What to work on
Write out the complete data exactly as written.

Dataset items

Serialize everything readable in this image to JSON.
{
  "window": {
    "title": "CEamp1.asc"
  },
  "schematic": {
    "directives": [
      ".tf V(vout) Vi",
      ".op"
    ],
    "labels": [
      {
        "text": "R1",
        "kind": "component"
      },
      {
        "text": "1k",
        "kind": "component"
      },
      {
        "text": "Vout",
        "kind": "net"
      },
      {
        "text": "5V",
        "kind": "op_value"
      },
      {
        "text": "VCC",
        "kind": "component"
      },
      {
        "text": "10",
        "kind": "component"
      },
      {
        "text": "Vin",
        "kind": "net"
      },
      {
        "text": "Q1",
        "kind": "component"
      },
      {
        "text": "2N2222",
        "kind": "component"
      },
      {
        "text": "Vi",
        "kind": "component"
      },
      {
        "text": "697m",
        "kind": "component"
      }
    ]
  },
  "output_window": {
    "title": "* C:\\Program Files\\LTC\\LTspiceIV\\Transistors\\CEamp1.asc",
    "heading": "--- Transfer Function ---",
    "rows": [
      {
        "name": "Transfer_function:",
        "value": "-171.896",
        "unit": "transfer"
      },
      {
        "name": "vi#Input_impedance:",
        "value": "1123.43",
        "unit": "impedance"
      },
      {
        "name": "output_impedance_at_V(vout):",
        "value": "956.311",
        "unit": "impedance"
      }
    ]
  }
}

Task answer
Serialize everything readable in this image to JSON.
{
  "window": {
    "title": "CEamp1.asc"
  },
  "schematic": {
    "directives": [
      ".tf V(vout) Vi",
      ".op"
    ],
    "labels": [
      {
        "text": "R1",
        "kind": "component"
      },
      {
        "text": "1k",
        "kind": "component"
      },
      {
        "text": "Vout",
        "kind": "net"
      },
      {
        "text": "5V",
        "kind": "op_value"
      },
      {
        "text": "VCC",
        "kind": "component"
      },
      {
        "text": "10",
        "kind": "component"
      },
      {
        "text": "Vin",
        "kind": "net"
      },
      {
        "text": "Q1",
        "kind": "component"
      },
      {
        "text": "2N2222",
        "kind": "component"
      },
      {
        "text": "Vi",
        "kind": "component"
      },
      {
        "text": "697m",
        "kind": "component"
      }
    ]
  },
  "output_window": {
    "title": "* C:\\Program Files\\LTC\\LTspiceIV\\Transistors\\CEamp1.asc",
    "heading": "--- Transfer Function ---",
    "rows": [
      {
        "name": "Transfer_function:",
        "value": "-171.896",
        "unit": "transfer"
      },
      {
        "name": "vi#Input_impedance:",
        "value": "1123.43",
        "unit": "impedance"
      },
      {
        "name": "output_impedance_at_V(vout):",
        "value": "956.311",
        "unit": "impedance"
      }
    ]
  }
}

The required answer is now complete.